Material for the task:
= Beginning of Section =

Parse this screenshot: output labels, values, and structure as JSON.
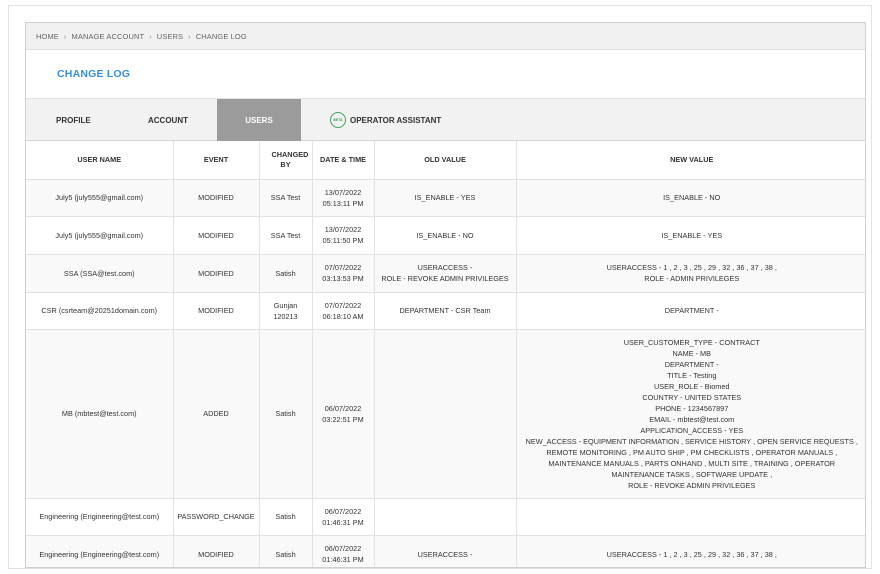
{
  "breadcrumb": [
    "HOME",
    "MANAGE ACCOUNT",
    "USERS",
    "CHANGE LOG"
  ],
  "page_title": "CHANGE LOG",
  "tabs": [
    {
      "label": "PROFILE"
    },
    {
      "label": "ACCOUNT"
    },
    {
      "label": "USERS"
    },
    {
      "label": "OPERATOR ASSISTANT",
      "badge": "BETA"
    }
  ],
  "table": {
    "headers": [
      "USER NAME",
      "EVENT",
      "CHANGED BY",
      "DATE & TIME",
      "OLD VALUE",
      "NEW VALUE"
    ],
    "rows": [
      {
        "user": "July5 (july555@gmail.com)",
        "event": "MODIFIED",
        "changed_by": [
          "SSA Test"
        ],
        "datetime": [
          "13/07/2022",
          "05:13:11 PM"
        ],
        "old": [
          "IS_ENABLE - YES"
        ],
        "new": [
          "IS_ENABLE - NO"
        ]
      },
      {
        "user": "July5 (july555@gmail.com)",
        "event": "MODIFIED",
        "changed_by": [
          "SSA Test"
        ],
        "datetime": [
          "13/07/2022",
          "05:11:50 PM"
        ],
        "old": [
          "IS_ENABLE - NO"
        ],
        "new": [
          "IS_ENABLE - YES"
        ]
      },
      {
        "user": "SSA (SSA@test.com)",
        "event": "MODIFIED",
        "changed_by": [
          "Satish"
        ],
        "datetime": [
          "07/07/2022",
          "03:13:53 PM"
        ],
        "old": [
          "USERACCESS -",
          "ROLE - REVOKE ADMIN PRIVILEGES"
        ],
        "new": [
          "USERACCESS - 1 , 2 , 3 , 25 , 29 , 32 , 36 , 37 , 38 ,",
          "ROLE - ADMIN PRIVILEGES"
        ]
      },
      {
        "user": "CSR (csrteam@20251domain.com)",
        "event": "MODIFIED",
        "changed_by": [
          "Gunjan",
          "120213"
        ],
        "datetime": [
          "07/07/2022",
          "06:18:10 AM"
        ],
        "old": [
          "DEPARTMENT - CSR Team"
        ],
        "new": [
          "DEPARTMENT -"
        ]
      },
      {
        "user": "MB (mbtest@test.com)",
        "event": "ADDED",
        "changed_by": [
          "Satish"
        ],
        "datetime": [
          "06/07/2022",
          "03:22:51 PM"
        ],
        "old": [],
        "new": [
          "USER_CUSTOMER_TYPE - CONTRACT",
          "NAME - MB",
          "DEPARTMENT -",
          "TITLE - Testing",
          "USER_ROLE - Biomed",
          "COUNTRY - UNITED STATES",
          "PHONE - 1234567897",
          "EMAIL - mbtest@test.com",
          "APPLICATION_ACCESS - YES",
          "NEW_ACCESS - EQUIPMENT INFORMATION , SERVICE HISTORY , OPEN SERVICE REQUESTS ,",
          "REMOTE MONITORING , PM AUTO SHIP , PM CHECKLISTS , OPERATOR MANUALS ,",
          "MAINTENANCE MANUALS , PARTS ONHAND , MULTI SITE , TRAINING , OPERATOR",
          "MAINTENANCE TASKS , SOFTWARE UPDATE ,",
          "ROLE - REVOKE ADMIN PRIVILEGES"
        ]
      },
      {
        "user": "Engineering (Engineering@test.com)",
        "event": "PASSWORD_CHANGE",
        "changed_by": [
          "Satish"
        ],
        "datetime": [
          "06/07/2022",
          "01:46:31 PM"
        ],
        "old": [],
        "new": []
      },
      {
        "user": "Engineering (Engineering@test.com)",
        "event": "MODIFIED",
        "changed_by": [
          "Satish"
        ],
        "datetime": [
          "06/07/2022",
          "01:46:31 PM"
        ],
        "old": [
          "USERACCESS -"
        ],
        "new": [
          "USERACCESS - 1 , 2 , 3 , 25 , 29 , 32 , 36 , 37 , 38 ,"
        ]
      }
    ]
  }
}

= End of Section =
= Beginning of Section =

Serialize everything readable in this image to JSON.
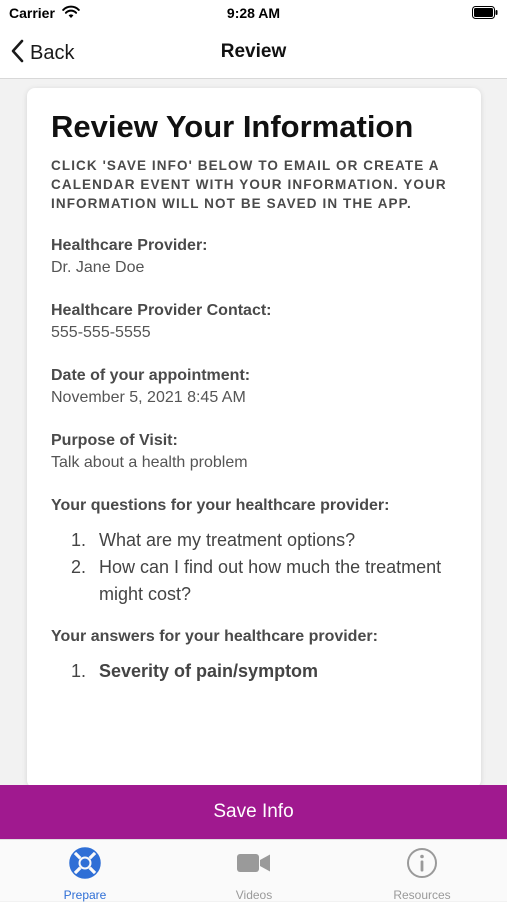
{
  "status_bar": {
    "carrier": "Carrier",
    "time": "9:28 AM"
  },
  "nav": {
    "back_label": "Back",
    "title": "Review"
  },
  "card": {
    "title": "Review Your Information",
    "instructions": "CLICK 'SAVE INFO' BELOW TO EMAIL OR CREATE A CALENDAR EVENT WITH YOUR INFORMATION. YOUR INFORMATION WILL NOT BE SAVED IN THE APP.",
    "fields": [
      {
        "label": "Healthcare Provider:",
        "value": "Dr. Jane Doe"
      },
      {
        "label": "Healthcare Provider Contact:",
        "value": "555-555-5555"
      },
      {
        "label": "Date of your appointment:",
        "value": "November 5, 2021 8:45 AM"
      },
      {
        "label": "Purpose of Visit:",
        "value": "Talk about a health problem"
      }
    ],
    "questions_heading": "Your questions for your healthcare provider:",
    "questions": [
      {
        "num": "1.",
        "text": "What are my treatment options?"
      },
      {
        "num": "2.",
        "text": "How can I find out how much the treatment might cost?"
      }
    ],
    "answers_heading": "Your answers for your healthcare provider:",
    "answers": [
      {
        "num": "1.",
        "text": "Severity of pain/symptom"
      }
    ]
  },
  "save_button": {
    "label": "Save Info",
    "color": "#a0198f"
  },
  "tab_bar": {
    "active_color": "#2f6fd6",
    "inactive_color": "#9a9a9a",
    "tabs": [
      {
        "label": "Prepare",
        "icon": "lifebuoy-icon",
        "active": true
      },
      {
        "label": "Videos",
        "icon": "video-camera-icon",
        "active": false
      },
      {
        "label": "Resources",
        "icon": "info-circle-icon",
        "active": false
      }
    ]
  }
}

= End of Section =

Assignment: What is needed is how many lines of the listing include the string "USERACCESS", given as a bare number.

Answer section: 4